A CNBC reporter since 1990, Bob Pisani has reported on Wall Street and the stock market from the floor of the New York Stock Exchange for more than a decade. Pisani covered the real estate market for CNBC from 1990-1995, then moved on to cover corporate management issues before moving to the New York Stock Exchange in 1997.
He was nominated twice for a "CableACE Award"—in 1993 and 1995.
In 2013, he won Third Place in the National Headliner Awards in the Business and Consumer Reporting category for his documentary on the diamond business, "The Diamond Rush."
In 2014, Bob was honored with a Recognition Award from the Market Technicians Association for "steadfast efforts to integrate technical analysis into financial decision making, journalism and reporting."
Prior to joining CNBC, Pisani co-authored "Investing in Land: How to Be a Successful Developer." He and his father taught a course in real estate development at the Wharton School of Business at the University of Pennsylvania from 1987-1992. Pisani learned the real estate business from his father, Ralph Pisani, a retired real estate developer.
Follow Bob Pisani on Twitter @BobPisani.
The euro is down a full percent today against the dollar, has now given up almost all that it gained yesterday; the dollar has done just the opposite. This volatility, of course, affects stocks and commodities and makes traders crazy. What's up today? Recall that there is all this talk about currency swaps that Goldman may or may not have done for Greece.
January housing starts, at 591,000, was above expectations of 580,000, and the highest since July 2009. The prior month was revised upward as well. Bullish on housing: BofA/Merrill Lynch initiating seven home builders with a "Buy" rating. Analyst Jonathan Ellis says, "we think a sustained recovery is now within a reasonable discounting period for the stocks." What about a bottom in home prices? And what happened to the correction?
Simon Property Group bid for General Growth: a BIG DEAL. How big? Too big to pass up. A once in a lifetime opportunity to buy high-quality assets.

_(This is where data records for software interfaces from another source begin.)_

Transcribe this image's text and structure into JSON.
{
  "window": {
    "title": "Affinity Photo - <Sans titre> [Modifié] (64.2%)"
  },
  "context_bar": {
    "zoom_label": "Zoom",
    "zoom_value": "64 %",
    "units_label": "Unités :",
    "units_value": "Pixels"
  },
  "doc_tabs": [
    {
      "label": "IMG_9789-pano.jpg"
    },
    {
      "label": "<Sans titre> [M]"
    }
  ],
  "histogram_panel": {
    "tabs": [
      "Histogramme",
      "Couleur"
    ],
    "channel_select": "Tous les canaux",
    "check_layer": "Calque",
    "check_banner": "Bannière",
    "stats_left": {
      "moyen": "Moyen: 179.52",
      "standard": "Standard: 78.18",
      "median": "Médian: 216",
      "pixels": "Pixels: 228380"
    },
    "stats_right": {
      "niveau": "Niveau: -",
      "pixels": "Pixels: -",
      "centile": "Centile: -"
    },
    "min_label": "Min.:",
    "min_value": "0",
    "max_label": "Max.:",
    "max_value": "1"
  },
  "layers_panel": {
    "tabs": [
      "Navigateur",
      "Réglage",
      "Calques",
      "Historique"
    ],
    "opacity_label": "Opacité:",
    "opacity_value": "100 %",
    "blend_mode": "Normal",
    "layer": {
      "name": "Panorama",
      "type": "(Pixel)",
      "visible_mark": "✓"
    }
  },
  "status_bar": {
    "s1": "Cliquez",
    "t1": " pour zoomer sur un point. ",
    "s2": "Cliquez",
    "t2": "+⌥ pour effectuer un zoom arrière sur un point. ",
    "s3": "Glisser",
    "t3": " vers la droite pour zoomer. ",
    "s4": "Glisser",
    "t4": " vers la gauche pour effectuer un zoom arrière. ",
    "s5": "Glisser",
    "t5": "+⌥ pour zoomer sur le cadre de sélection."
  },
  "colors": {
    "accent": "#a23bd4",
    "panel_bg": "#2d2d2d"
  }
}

While the Greek stock market is down 2.4 percent this morning, most of the rest of Europe is up fractionally. China, Hong Kong, Taiwan and Malaysia markets are closed due to the Chinese New Year, while Brazil is in the middle of Carnival. Barclays rose 11 percent pre-open, as it reported profits nearly double that of 2008. And Simon Property Group made a $10 billion offer to buy all of General Growth Properties.

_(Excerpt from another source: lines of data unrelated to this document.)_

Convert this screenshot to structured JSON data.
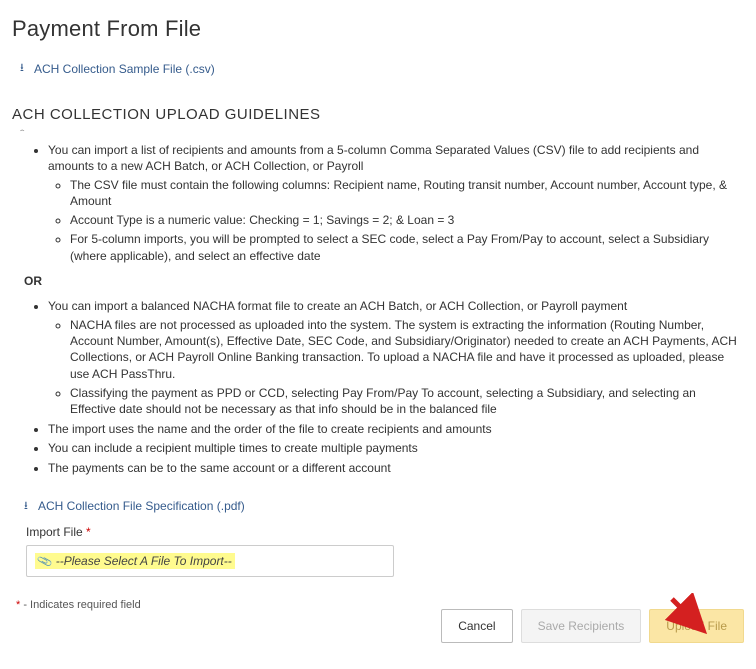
{
  "page_title": "Payment From File",
  "sample_link_label": "ACH Collection Sample File (.csv)",
  "guidelines_heading": "ACH COLLECTION UPLOAD GUIDELINES",
  "guidelines_part1": {
    "b1": "You can import a list of recipients and amounts from a 5-column Comma Separated Values (CSV) file to add recipients and amounts to a new ACH Batch, or ACH Collection, or Payroll",
    "b1_sub1": "The CSV file must contain the following columns: Recipient name, Routing transit number, Account number, Account type, & Amount",
    "b1_sub2": "Account Type is a numeric value: Checking = 1; Savings = 2; & Loan = 3",
    "b1_sub3": "For 5-column imports, you will be prompted to select a SEC code, select a Pay From/Pay to account, select a Subsidiary (where applicable), and select an effective date"
  },
  "or_separator": "OR",
  "guidelines_part2": {
    "b1": "You can import a balanced NACHA format file to create an ACH Batch, or ACH Collection, or Payroll payment",
    "b1_sub1": "NACHA files are not processed as uploaded into the system. The system is extracting the information (Routing Number, Account Number, Amount(s), Effective Date, SEC Code, and Subsidiary/Originator) needed to create an ACH Payments, ACH Collections, or ACH Payroll Online Banking transaction. To upload a NACHA file and have it processed as uploaded, please use ACH PassThru.",
    "b1_sub2": "Classifying the payment as PPD or CCD, selecting Pay From/Pay To account, selecting a Subsidiary, and selecting an Effective date should not be necessary as that info should be in the balanced file",
    "b2": "The import uses the name and the order of the file to create recipients and amounts",
    "b3": "You can include a recipient multiple times to create multiple payments",
    "b4": "The payments can be to the same account or a different account"
  },
  "spec_link_label": "ACH Collection File Specification (.pdf)",
  "import_label": "Import File",
  "file_placeholder": "--Please Select A File To Import--",
  "required_footnote": " - Indicates required field",
  "buttons": {
    "cancel": "Cancel",
    "save": "Save Recipients",
    "upload": "Upload File"
  }
}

Expect a little more volume than normal Friday: Berkshire Hathaway Class B shares are going into the S&P 500 today. This is attracting an unusual amount of interest from the trading community, due to the large size of the addition. About $1 trillion is indexed to the S&P 500.
Commodity and energy stocks rallied as the euro finally became so oversold that traders began buying it, thus weakening the dollar. There may also be a secondary reflation trade in play: the unusual move in copper (up 4.7 percent) widely noted on trading desks. George Gero at RBC attributes the gold rally to "Relief that Greece will be handled without having to sell gold..."

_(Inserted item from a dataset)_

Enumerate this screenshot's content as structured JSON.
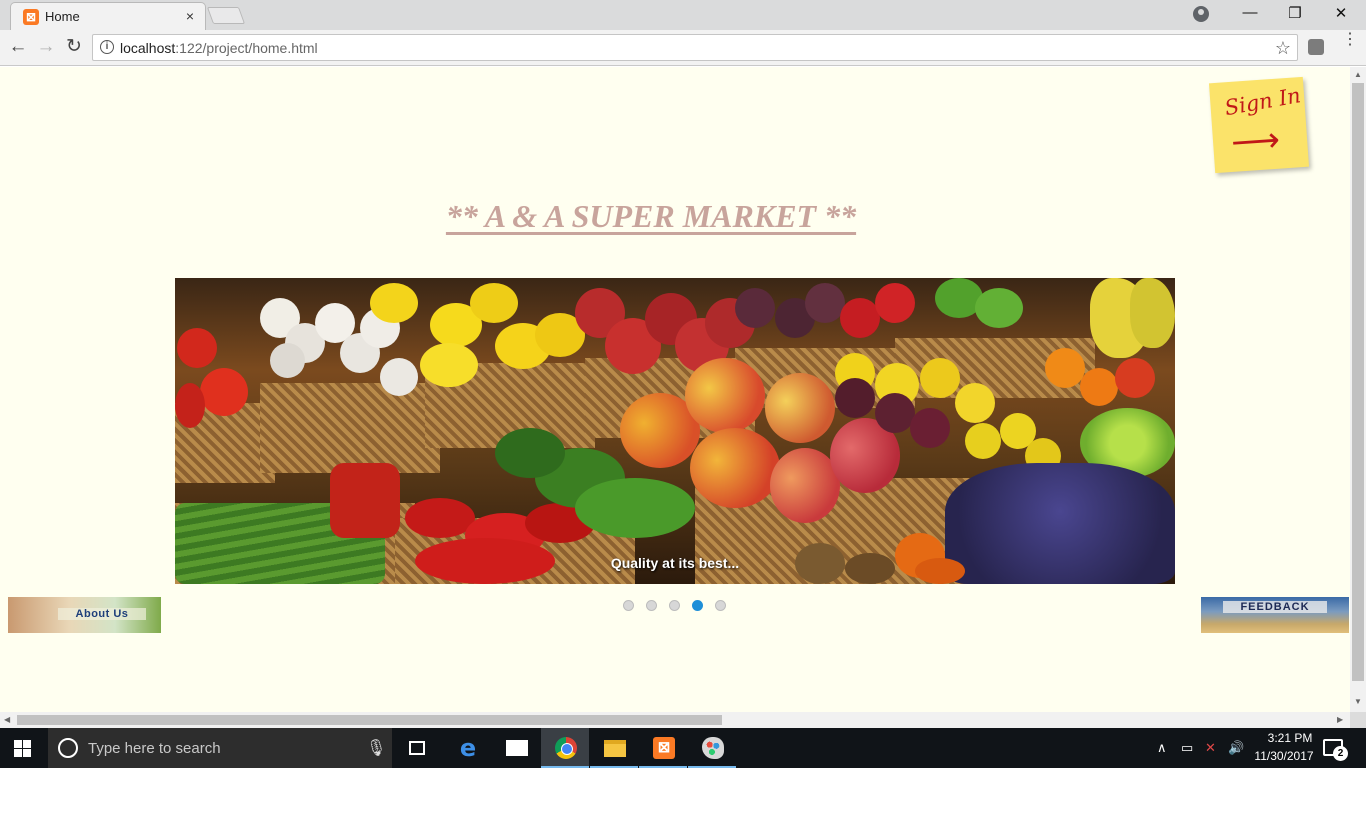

The EC president declared that "there is an accord" on Greece; this will be discussed next week by the European Union finance ministers. The Germans have dropped all sorts of hints that there will be a price to pay. And: A pass for February? Get ready for economists to discount lousy economic news, due to the snow storms. And this time they may have a point.
These are two developments next week that may impact markets.
Beige Book report was filled with commentary that is mostly positive on the US economy.
We have what traders call "degrossing," where participants are simply taking down overall exposure a bit.
Four Chinese regulatory agencies have issued a joint statement "encouraging" listed companies to take action to shore up their shares.
Ray Dalio's fund slumped in August and some investors blame the strategy of such funds for the volatility that slammed stocks and commodities.
For all the talk about the 250,000 jobs a month the economy is creating, workers' real wages are going backward.
Volatility could probably last anywhere from three to four months, Brian Jacobsen of Wells Fargo said.